Publisher: Fairleigh Dickinson Univ Press
Release Date: 2007-01
"The myth of Sisyphus symbolizes the archetypal process of becoming without the consolation of absolute achievement. It is both a poignant reflection of the human condition and a prominent framing text for classical, medieval, and renaissance theories of human perfectibility. In this unique reading of the myth through classical philosophies, pagan and Christian religious doctrines, and medieval and renaissance literature, we see Sisyphus, "the most cunning of human beings," attempting to transcend his imperfections empowered by his imagination to renew his faith in the infinite potentialities of human excellence."--BOOK JACKET.
History's Place explores nostalgia as one of the defining aspects of the relationship between France and North Africa. Dr. Seth Graebner argues that France's most important colony developed a historical consciousness through literature, and that post-colonial writers revised it while retaining its dominant effect.
Author: Matt Morrison
Publisher: Macmillan International Higher Education
Release Date: 2010-09-15
Genre: Language Arts & Disciplines
A comprehensive writers' guide to the terminology used across the creative writing industries and in the major literary movements. Packed with practical tips for honing writing skills and identifying opportunities for publication and production, it also explains the workings of publishing houses, literary agencies and producing theatres.

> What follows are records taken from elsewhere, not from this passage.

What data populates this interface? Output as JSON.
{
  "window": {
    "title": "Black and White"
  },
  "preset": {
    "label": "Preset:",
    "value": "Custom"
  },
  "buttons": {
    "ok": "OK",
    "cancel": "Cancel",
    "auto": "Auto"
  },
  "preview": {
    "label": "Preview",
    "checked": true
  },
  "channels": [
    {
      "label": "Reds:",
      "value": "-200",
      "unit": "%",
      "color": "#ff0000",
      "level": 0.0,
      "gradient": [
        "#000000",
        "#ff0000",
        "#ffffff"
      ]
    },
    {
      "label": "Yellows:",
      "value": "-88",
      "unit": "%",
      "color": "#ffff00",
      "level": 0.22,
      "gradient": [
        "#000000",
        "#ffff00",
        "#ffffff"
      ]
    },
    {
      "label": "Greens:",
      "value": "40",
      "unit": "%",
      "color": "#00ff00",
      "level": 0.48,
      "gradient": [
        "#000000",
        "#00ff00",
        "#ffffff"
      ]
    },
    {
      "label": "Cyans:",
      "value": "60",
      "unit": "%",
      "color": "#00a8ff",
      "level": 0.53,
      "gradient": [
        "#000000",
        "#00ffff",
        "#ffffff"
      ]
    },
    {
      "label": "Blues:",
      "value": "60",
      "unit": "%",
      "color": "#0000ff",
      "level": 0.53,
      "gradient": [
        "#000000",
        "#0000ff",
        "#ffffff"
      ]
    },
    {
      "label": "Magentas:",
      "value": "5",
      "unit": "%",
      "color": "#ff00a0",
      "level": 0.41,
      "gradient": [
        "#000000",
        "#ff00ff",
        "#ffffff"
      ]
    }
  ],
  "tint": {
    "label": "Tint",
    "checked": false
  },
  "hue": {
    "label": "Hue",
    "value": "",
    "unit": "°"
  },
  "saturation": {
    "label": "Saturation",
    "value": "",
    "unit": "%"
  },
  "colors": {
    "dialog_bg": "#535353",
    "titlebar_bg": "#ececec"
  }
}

Author: Kimberly A. Blessing
Publisher: Open Court
Release Date: 2013-12-01
"The meaning of life is the most urgent of questions," said the existentiallist thinker Albert Camus. And no less a philosopher than Woody Allen has wondered:"How is it possible to find meaning in a finite world, given my waist and shirt size?" "Movies and the Meaning of Life" looks at popular and cult movies, examining their assumptions and insights on meaning-of-life questions: What is reality and how can I know it? (The Truman Show, Contact, Waking Life); How do I find myself and my true identity? (Fight Club, Being John Malkovich, Boys Don't Cry, Memento); How do I find meaning from my interactions with others? (Pulp Fiction, Shadowlands, Chasing Amy); What is the chief purpose in life? (American Beauty, Life is Beautiful, The Shawshank Redemption); and How ought I live my life? (Pleasantville, Spiderman, Minority Report, Groundhog Day).
Author: George A. Reisch

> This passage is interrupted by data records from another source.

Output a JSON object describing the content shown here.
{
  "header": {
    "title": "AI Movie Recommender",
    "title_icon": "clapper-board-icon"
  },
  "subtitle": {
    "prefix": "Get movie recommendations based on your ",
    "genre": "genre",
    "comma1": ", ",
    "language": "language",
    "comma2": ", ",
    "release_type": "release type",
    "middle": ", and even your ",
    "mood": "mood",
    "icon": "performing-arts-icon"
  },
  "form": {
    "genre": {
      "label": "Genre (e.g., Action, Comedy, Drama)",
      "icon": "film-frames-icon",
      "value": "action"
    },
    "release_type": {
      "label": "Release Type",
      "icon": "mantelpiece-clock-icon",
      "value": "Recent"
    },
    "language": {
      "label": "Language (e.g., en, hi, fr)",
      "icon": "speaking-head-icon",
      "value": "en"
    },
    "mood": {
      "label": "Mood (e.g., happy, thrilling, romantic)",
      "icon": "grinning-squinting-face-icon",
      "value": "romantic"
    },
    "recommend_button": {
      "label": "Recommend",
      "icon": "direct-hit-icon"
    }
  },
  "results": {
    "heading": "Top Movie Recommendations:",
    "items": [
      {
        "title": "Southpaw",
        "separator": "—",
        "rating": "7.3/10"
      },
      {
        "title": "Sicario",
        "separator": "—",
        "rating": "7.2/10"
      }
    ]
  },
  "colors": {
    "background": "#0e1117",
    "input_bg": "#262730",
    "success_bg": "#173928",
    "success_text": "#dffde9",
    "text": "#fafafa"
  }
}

Publisher: Open Court
Release Date: 2011-04-15
With their early experiments in psychedelic rock music in the 1960s, and their epic recordings of the 1970s and '80s, Pink Floyd became one of the most influential and recognizable rock bands in history. As "The Pink Floyd Sound," the band created sound and light shows that defined psychedelia in England and inspired similar movements in the Jefferson Airplane's San Francisco and Andy Warhol's New York City. The band's subsequent recordings forged rock music's connections to orchestral music, literature, and philosophy. "Dark Side of the Moon" and "The Wall" ignored pop music's ordinary topics to focus on themes such as madness, existential despair, brutality, alienation, and socially induced psychosis. They also became some of the best-selling recordings of all time. In this collection of essays, sixteen scholars expert in various branches of philosophy set the controls for the heart of the sun to critically examine the themes, concepts, and problems—usually encountered in the pages of Heidegger, Foucault, Sartre, or Orwell—that animate and inspire Pink Floyd's music. These include the meaning of existence, the individual's place in society, the interactions of knowledge and power in education, the contradictions of art and commerce, and the blurry line—the tragic line, in the case of Floyd early member Syd Barrett (died in 2006)—between genius and madness. Having dominated pop music for nearly four decades, Pink Floyd's dynamic and controversial history additionally opens the way for these authors to explore controversies about intellectual property, the nature of authorship, and whether wholes—especially in the case of rock bands—are more than the sums of their parts.